Assignment:
Find every line in the records that holds the string "from". Copy each one.

Data extract:
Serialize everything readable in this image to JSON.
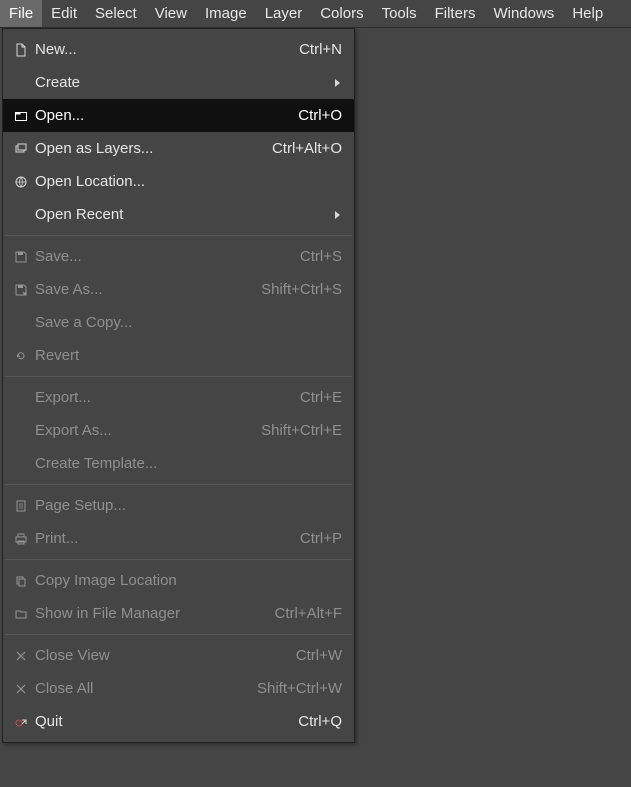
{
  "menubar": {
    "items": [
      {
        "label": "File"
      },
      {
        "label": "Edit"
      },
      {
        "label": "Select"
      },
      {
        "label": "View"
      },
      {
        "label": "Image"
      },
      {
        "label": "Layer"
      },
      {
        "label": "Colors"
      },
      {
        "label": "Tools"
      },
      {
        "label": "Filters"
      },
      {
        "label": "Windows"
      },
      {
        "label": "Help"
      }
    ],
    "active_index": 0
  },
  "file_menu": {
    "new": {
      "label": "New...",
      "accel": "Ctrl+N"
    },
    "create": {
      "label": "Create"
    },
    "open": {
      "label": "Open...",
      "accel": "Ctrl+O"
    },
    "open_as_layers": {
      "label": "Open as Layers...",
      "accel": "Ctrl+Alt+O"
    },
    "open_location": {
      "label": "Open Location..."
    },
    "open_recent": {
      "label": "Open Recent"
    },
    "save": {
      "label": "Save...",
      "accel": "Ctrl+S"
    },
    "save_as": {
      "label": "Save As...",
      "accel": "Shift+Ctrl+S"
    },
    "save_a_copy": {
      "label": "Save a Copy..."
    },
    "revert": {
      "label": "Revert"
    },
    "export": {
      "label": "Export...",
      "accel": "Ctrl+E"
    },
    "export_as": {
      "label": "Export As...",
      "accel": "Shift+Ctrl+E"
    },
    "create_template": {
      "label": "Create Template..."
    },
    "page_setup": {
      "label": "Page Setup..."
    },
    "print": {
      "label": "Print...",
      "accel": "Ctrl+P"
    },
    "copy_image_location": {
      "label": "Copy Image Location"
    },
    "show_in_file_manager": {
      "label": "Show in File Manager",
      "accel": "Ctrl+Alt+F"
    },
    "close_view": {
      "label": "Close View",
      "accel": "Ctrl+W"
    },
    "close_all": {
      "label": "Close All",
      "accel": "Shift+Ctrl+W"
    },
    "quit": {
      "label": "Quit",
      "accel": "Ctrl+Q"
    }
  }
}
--
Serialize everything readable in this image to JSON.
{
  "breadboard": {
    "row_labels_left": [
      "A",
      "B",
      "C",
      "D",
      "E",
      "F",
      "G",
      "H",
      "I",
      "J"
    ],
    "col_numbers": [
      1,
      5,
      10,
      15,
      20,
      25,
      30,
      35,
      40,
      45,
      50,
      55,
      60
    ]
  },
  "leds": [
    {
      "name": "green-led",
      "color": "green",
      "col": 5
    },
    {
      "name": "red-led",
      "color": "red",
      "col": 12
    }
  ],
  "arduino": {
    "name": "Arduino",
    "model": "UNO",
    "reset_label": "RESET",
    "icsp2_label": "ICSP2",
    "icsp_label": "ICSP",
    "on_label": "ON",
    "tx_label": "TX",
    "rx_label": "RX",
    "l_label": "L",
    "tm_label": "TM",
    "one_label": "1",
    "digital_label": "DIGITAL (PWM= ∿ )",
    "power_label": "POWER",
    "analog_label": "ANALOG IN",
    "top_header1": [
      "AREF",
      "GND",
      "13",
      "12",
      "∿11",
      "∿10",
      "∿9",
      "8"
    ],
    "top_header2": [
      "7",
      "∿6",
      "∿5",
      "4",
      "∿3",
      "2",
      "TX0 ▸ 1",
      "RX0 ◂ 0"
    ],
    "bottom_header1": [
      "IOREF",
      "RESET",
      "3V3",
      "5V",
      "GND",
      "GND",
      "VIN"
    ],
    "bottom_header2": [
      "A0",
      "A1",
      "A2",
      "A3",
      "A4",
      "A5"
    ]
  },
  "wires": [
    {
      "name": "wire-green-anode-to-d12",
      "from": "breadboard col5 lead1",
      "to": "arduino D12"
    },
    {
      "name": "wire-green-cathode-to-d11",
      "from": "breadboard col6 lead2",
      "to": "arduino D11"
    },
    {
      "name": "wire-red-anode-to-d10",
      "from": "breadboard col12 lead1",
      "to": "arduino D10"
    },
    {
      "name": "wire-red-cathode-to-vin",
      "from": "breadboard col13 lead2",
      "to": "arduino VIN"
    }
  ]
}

Answer section:
      "from": "breadboard col5 lead1",
      "from": "breadboard col6 lead2",
      "from": "breadboard col12 lead1",
      "from": "breadboard col13 lead2",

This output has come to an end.